* _YOUR GOAL_
Copy each line of the listing that includes "Detail".

* _TASK INPUT_

BEGIN

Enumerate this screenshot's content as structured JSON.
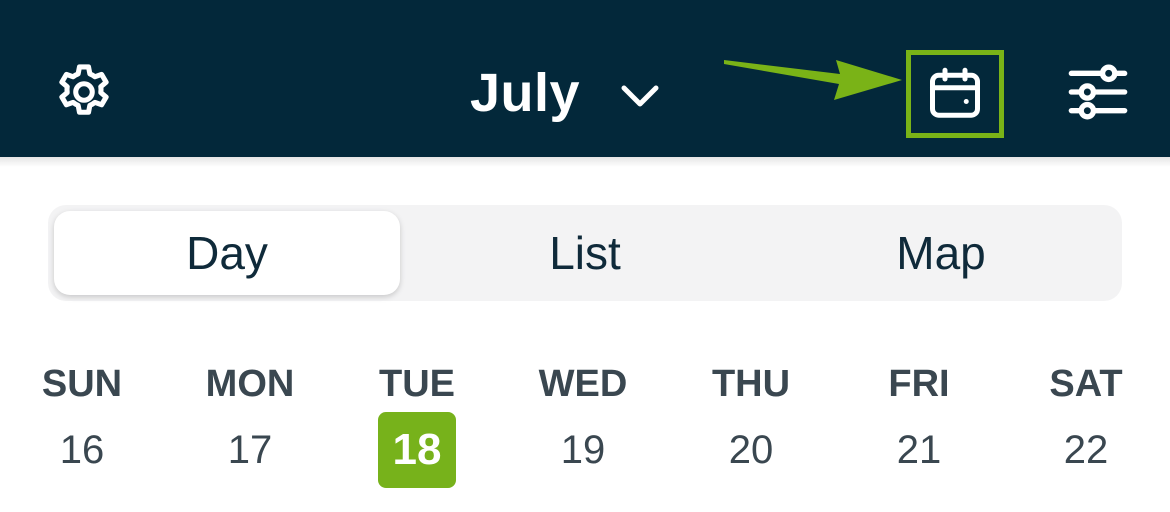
{
  "header": {
    "month": "July",
    "icons": {
      "settings": "gear-icon",
      "month_toggle": "chevron-down-icon",
      "calendar": "calendar-icon",
      "filters": "sliders-icon"
    },
    "colors": {
      "background": "#03283a",
      "highlight": "#7ab317"
    }
  },
  "view_tabs": [
    {
      "label": "Day",
      "active": true
    },
    {
      "label": "List",
      "active": false
    },
    {
      "label": "Map",
      "active": false
    }
  ],
  "week": {
    "days": [
      {
        "dow": "SUN",
        "date": "16"
      },
      {
        "dow": "MON",
        "date": "17"
      },
      {
        "dow": "TUE",
        "date": "18"
      },
      {
        "dow": "WED",
        "date": "19"
      },
      {
        "dow": "THU",
        "date": "20"
      },
      {
        "dow": "FRI",
        "date": "21"
      },
      {
        "dow": "SAT",
        "date": "22"
      }
    ],
    "selected_date": "18",
    "selected_color": "#77b21b"
  }
}
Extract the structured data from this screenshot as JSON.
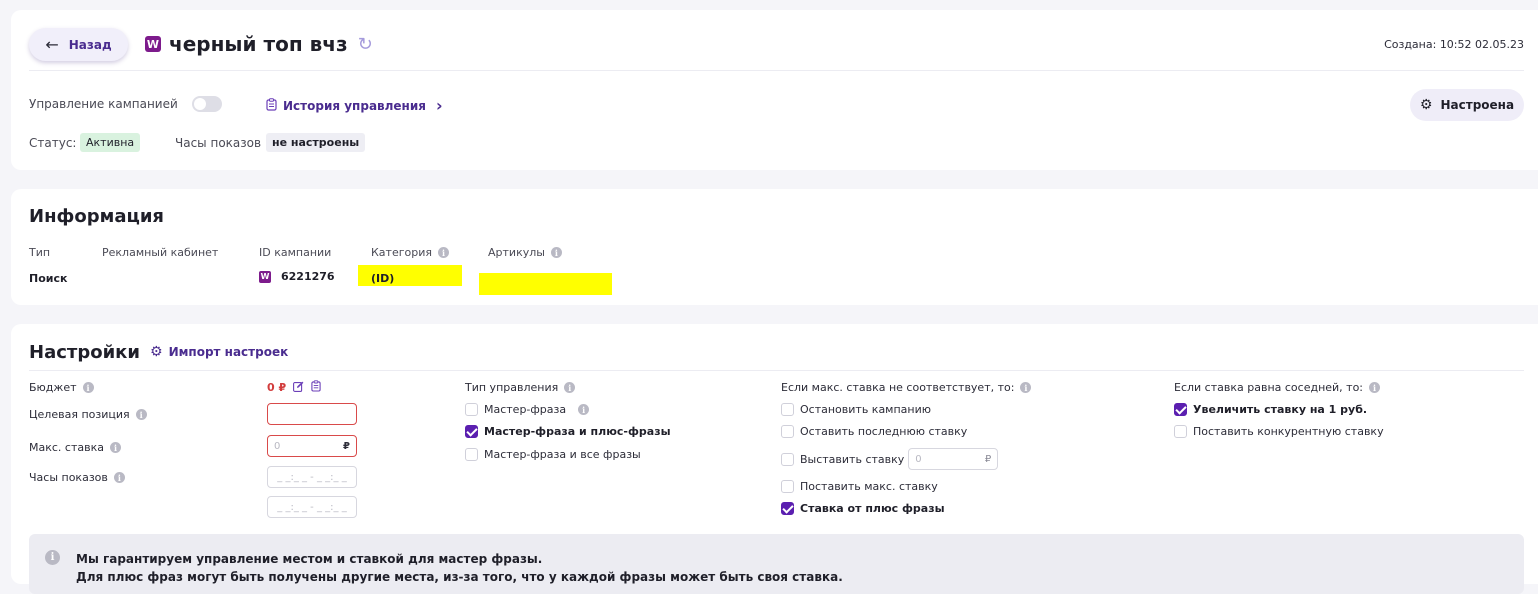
{
  "header": {
    "back_label": "Назад",
    "back_arrow": "←",
    "brand_icon": "W",
    "campaign_name": "черный топ вчз",
    "refresh_icon": "↻",
    "created_label": "Создана:",
    "created_value": "10:52 02.05.23"
  },
  "management": {
    "label": "Управление кампанией",
    "history_label": "История управления",
    "history_chevron": "›",
    "configured_label": "Настроена",
    "gear_icon": "⚙"
  },
  "status": {
    "label": "Статус:",
    "value": "Активна",
    "hours_label": "Часы показов",
    "hours_value": "не настроены"
  },
  "info": {
    "title": "Информация",
    "columns": [
      "Тип",
      "Рекламный кабинет",
      "ID кампании",
      "Категория",
      "Артикулы"
    ],
    "type_value": "Поиск",
    "campaign_id": "6221276",
    "category_value": "(ID)"
  },
  "settings": {
    "title": "Настройки",
    "import_label": "Импорт настроек",
    "budget_label": "Бюджет",
    "budget_value": "0 ₽",
    "target_position_label": "Целевая позиция",
    "max_bid_label": "Макс. ставка",
    "max_bid_placeholder": "0",
    "currency": "₽",
    "hours_label": "Часы показов",
    "hours_placeholder": "_ _:_ _  -  _ _:_ _",
    "control_type_label": "Тип управления",
    "control_options": [
      {
        "label": "Мастер-фраза",
        "checked": false
      },
      {
        "label": "Мастер-фраза и плюс-фразы",
        "checked": true
      },
      {
        "label": "Мастер-фраза и все фразы",
        "checked": false
      }
    ],
    "mismatch_label": "Если макс. ставка не соответствует, то:",
    "mismatch_options": [
      {
        "label": "Остановить кампанию",
        "checked": false
      },
      {
        "label": "Оставить последнюю ставку",
        "checked": false
      },
      {
        "label": "Выставить ставку",
        "checked": false
      },
      {
        "label": "Поставить макс. ставку",
        "checked": false
      },
      {
        "label": "Ставка от плюс фразы",
        "checked": true
      }
    ],
    "equal_label": "Если ставка равна соседней, то:",
    "equal_options": [
      {
        "label": "Увеличить ставку на 1 руб.",
        "checked": true
      },
      {
        "label": "Поставить конкурентную ставку",
        "checked": false
      }
    ],
    "notice_line1": "Мы гарантируем управление местом и ставкой для мастер фразы.",
    "notice_line2": "Для плюс фраз могут быть получены другие места, из-за того, что у каждой фразы может быть своя ставка."
  },
  "colors": {
    "accent": "#4a2c8f",
    "brand": "#7d1b8c",
    "checked": "#5b1fb0",
    "active_badge": "#d9f2df",
    "redaction": "#ffff00"
  }
}
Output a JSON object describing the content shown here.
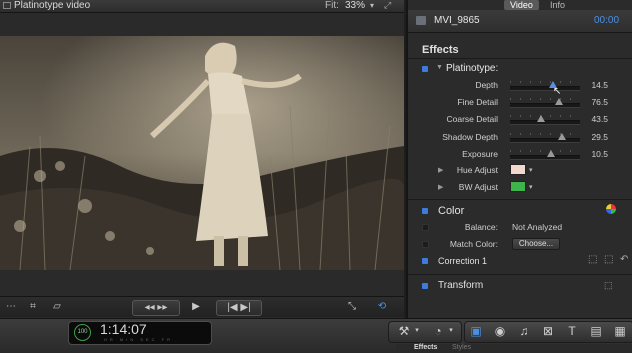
{
  "viewer": {
    "title": "Platinotype video",
    "fit_label": "Fit:",
    "fit_value": "33%"
  },
  "inspector": {
    "tabs": [
      {
        "label": "Video",
        "active": true
      },
      {
        "label": "Info",
        "active": false
      }
    ],
    "clip_name": "MVI_9865",
    "clip_timecode": "00:00",
    "effects_title": "Effects",
    "effect_name": "Platinotype:",
    "params": [
      {
        "label": "Depth",
        "value": "14.5",
        "level": 0.62,
        "active": true
      },
      {
        "label": "Fine Detail",
        "value": "76.5",
        "level": 0.7,
        "active": false
      },
      {
        "label": "Coarse Detail",
        "value": "43.5",
        "level": 0.44,
        "active": false
      },
      {
        "label": "Shadow Depth",
        "value": "29.5",
        "level": 0.74,
        "active": false
      },
      {
        "label": "Exposure",
        "value": "10.5",
        "level": 0.58,
        "active": false
      }
    ],
    "hue_adjust_label": "Hue Adjust",
    "hue_adjust_color": "#f1d9cf",
    "bw_adjust_label": "BW Adjust",
    "bw_adjust_color": "#3db54a",
    "color_title": "Color",
    "balance_label": "Balance:",
    "balance_value": "Not Analyzed",
    "match_color_label": "Match Color:",
    "choose_label": "Choose...",
    "correction_label": "Correction 1",
    "transform_title": "Transform"
  },
  "toolbar": {
    "timecode_percent": "100",
    "timecode": "1:14:07",
    "timecode_units": "HR MIN SEC FR"
  },
  "bottom_tabs": [
    {
      "label": "Effects",
      "active": true
    },
    {
      "label": "Styles",
      "active": false
    }
  ],
  "colors": {
    "accent": "#3d7bdc",
    "timecode_blue": "#4a90e2"
  }
}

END

* _RESPONSE BOX_
        "label": "Fine Detail",
        "label": "Coarse Detail",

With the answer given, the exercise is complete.